In 1980, at age 52, Ruth retired from the federal government and founded the Pymatuning Group, which she named after an Indian tribe in western Pennsylvania that, not surprisingly, was headed by a woman chief. This management company specialized in industrial modernization strategies and technology development, with concentrations in microelectronics, computers, information, automation, and robotics. She also taught as a part-time lecturer at the University of Maryland, Harvard, and other leading universities, and for a while was a Regents Professor at the University of California, Berkeley.
Ruth Davis chaired the Board of Trustees of the Aerospace Corporation from 1992 to 2000 and served on many other corporate and university boards including Sprint, Consolidated Edison, Principal Financial Group, the Institute for Defense Analyses, the University of Pennsylvania’s School of Engineering and Applied Science, the USC School of Business Administration, and the University of Maryland College of Computer, Mathematical, and Physical Sciences.

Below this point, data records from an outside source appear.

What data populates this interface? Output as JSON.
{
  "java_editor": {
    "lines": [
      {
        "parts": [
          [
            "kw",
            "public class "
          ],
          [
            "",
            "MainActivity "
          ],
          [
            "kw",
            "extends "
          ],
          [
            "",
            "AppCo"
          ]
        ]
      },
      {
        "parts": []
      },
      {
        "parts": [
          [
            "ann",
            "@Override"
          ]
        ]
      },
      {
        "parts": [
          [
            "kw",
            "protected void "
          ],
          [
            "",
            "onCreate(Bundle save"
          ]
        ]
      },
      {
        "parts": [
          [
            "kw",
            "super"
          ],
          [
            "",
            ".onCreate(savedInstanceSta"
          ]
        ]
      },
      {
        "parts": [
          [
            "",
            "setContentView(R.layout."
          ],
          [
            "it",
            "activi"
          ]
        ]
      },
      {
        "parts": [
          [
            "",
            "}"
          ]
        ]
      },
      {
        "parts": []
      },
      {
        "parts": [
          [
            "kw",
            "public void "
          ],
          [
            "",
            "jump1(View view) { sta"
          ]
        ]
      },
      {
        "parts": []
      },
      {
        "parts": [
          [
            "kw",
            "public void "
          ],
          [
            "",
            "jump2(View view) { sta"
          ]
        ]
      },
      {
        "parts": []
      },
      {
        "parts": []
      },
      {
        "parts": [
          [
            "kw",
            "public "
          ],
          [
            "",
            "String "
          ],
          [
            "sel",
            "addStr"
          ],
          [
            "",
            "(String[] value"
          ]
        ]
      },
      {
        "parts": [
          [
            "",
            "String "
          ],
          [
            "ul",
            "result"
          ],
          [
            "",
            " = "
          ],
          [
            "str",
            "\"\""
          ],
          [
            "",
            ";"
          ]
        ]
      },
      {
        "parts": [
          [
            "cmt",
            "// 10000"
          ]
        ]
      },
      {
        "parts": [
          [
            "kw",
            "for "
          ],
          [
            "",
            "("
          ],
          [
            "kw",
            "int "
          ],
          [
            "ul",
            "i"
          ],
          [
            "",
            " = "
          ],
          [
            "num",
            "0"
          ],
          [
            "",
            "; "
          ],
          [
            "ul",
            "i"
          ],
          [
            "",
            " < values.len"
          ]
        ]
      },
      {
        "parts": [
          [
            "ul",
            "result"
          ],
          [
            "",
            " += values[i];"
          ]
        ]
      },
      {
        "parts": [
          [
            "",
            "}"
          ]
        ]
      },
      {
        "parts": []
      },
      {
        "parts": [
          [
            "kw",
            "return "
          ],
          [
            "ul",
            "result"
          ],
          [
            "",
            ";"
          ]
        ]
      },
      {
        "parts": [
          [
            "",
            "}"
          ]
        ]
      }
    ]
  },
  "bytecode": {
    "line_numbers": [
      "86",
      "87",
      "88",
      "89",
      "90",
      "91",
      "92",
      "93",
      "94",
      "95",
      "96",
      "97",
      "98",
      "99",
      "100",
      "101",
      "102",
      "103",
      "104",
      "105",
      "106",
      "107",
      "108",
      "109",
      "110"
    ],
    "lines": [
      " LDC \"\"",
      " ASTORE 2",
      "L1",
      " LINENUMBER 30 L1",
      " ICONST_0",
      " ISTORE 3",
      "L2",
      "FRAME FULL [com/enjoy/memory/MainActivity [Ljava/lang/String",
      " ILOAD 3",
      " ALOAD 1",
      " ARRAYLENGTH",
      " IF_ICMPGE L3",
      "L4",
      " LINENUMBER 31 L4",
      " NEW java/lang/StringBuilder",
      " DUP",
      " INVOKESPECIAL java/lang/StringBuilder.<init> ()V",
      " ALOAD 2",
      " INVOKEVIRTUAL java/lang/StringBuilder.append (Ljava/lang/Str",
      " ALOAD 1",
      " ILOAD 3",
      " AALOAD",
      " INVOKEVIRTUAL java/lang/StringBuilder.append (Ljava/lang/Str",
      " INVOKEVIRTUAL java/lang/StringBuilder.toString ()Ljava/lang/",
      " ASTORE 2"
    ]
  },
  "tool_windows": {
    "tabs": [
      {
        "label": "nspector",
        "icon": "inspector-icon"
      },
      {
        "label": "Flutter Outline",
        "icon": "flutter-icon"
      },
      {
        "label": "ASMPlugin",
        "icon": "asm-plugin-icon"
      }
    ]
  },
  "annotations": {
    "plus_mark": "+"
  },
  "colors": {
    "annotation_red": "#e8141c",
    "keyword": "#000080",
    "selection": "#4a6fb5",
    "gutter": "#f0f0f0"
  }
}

Ruth was lauded by government, industry, and universities alike, winning innumerable awards from groups such as the National Academy of Engineering, the National Academy of Public Administration and the American Academy of Arts and Sciences. She was named Computer Science Man of the Year in 1979, causing the name of the award the year to be changed the following year, and was named one of the most powerful women in the nation’s capital by Washingtonian magazine. She received honorary doctoral degrees from Carnegie Mellon University in 1979 and the University of Maryland in 1993.
Ruth’s home in Silver Spring, Maryland, revealed her fun side. Sharing room space with floor-to-ceiling shelves of engineering and technology awards was her “critter collection,” an extensive assortment of stuffed animals and dolls including two from her childhood. Her garage was home to two Porsche Carreras, a carryover from her practice of buying two new Porsches every three years — one for herself and one for her late husband, George.
Ruth always strived for the best and would not be stopped. She never allowed anything to stand in the way of her talent and creativity. And she drove her Porsches, drove a US M-1 battle tank, and drank her bourbon with the same spirit: flat out.
Ruth Davis was generous, appreciative, and respectful of everyone who worked with her and for her. She infected all who knew her with her sense of purpose and fun. She was the “real deal” even after driving her Porsche into my garden after her 75th birthday party at the University of Maryland. Ruth leaves us with fond memories of an outstanding engineer and a great lady.
Portions of this essay appeared in "RUTH M. DAVIS," National Academy of Engineering. 2013. Memorial Tributes: Volume 17. Washington, D.C.: The National Academies Press.